An exact copy of every record below is what's needed here.

[Dataset rows for apps and sites]
--- START ---
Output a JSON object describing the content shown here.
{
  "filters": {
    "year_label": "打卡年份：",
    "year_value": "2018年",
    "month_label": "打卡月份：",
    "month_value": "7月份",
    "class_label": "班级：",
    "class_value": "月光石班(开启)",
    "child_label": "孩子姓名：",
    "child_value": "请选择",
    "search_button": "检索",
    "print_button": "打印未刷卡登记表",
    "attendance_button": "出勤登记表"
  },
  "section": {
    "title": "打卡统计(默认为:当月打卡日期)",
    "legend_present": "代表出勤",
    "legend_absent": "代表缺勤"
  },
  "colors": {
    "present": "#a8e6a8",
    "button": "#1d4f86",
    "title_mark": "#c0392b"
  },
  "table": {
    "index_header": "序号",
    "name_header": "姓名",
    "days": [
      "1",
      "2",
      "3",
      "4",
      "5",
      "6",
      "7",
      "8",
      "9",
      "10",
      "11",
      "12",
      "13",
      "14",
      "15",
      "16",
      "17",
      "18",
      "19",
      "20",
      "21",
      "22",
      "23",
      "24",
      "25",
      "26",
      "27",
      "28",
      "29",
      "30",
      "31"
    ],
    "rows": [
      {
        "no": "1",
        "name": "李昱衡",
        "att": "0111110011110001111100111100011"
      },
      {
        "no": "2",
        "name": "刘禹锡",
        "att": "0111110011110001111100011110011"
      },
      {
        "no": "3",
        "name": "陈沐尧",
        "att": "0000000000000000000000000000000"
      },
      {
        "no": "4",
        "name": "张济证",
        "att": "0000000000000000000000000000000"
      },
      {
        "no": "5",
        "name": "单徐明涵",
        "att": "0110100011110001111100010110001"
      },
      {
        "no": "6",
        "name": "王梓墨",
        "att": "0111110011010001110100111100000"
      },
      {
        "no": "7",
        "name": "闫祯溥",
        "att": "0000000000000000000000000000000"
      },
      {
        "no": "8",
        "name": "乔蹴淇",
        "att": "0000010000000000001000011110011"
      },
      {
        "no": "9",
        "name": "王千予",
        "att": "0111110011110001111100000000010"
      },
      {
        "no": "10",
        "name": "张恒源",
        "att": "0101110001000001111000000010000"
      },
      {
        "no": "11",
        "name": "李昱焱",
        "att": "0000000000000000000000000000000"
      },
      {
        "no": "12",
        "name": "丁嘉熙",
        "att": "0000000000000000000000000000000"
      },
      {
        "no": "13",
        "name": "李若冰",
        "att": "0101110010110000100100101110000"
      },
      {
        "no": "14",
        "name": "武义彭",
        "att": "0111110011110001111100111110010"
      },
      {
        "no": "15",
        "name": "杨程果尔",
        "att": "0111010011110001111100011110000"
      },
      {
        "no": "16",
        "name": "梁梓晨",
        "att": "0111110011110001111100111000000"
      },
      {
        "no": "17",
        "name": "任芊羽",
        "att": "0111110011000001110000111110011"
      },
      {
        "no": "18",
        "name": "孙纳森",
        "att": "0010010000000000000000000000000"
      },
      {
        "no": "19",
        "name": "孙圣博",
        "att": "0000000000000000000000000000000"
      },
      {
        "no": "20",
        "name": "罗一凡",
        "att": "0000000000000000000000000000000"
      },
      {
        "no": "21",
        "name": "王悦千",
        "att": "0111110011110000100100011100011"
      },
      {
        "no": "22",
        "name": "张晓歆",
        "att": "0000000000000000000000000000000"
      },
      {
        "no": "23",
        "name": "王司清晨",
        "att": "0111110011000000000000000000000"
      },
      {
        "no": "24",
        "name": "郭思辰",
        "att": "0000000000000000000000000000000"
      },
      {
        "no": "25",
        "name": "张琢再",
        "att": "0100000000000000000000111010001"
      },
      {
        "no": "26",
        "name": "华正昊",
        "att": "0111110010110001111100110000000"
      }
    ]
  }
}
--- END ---
▶ **YOUR SOLUTION**:
Output a JSON object describing the content shown here.
{
  "filters": {
    "year_label": "打卡年份：",
    "year_value": "2018年",
    "month_label": "打卡月份：",
    "month_value": "7月份",
    "class_label": "班级：",
    "class_value": "月光石班(开启)",
    "child_label": "孩子姓名：",
    "child_value": "请选择",
    "search_button": "检索",
    "print_button": "打印未刷卡登记表",
    "attendance_button": "出勤登记表"
  },
  "section": {
    "title": "打卡统计(默认为:当月打卡日期)",
    "legend_present": "代表出勤",
    "legend_absent": "代表缺勤"
  },
  "colors": {
    "present": "#a8e6a8",
    "button": "#1d4f86",
    "title_mark": "#c0392b"
  },
  "table": {
    "index_header": "序号",
    "name_header": "姓名",
    "days": [
      "1",
      "2",
      "3",
      "4",
      "5",
      "6",
      "7",
      "8",
      "9",
      "10",
      "11",
      "12",
      "13",
      "14",
      "15",
      "16",
      "17",
      "18",
      "19",
      "20",
      "21",
      "22",
      "23",
      "24",
      "25",
      "26",
      "27",
      "28",
      "29",
      "30",
      "31"
    ],
    "rows": [
      {
        "no": "1",
        "name": "李昱衡",
        "att": "0111110011110001111100111100011"
      },
      {
        "no": "2",
        "name": "刘禹锡",
        "att": "0111110011110001111100011110011"
      },
      {
        "no": "3",
        "name": "陈沐尧",
        "att": "0000000000000000000000000000000"
      },
      {
        "no": "4",
        "name": "张济证",
        "att": "0000000000000000000000000000000"
      },
      {
        "no": "5",
        "name": "单徐明涵",
        "att": "0110100011110001111100010110001"
      },
      {
        "no": "6",
        "name": "王梓墨",
        "att": "0111110011010001110100111100000"
      },
      {
        "no": "7",
        "name": "闫祯溥",
        "att": "0000000000000000000000000000000"
      },
      {
        "no": "8",
        "name": "乔蹴淇",
        "att": "0000010000000000001000011110011"
      },
      {
        "no": "9",
        "name": "王千予",
        "att": "0111110011110001111100000000010"
      },
      {
        "no": "10",
        "name": "张恒源",
        "att": "0101110001000001111000000010000"
      },
      {
        "no": "11",
        "name": "李昱焱",
        "att": "0000000000000000000000000000000"
      },
      {
        "no": "12",
        "name": "丁嘉熙",
        "att": "0000000000000000000000000000000"
      },
      {
        "no": "13",
        "name": "李若冰",
        "att": "0101110010110000100100101110000"
      },
      {
        "no": "14",
        "name": "武义彭",
        "att": "0111110011110001111100111110010"
      },
      {
        "no": "15",
        "name": "杨程果尔",
        "att": "0111010011110001111100011110000"
      },
      {
        "no": "16",
        "name": "梁梓晨",
        "att": "0111110011110001111100111000000"
      },
      {
        "no": "17",
        "name": "任芊羽",
        "att": "0111110011000001110000111110011"
      },
      {
        "no": "18",
        "name": "孙纳森",
        "att": "0010010000000000000000000000000"
      },
      {
        "no": "19",
        "name": "孙圣博",
        "att": "0000000000000000000000000000000"
      },
      {
        "no": "20",
        "name": "罗一凡",
        "att": "0000000000000000000000000000000"
      },
      {
        "no": "21",
        "name": "王悦千",
        "att": "0111110011110000100100011100011"
      },
      {
        "no": "22",
        "name": "张晓歆",
        "att": "0000000000000000000000000000000"
      },
      {
        "no": "23",
        "name": "王司清晨",
        "att": "0111110011000000000000000000000"
      },
      {
        "no": "24",
        "name": "郭思辰",
        "att": "0000000000000000000000000000000"
      },
      {
        "no": "25",
        "name": "张琢再",
        "att": "0100000000000000000000111010001"
      },
      {
        "no": "26",
        "name": "华正昊",
        "att": "0111110010110001111100110000000"
      }
    ]
  }
}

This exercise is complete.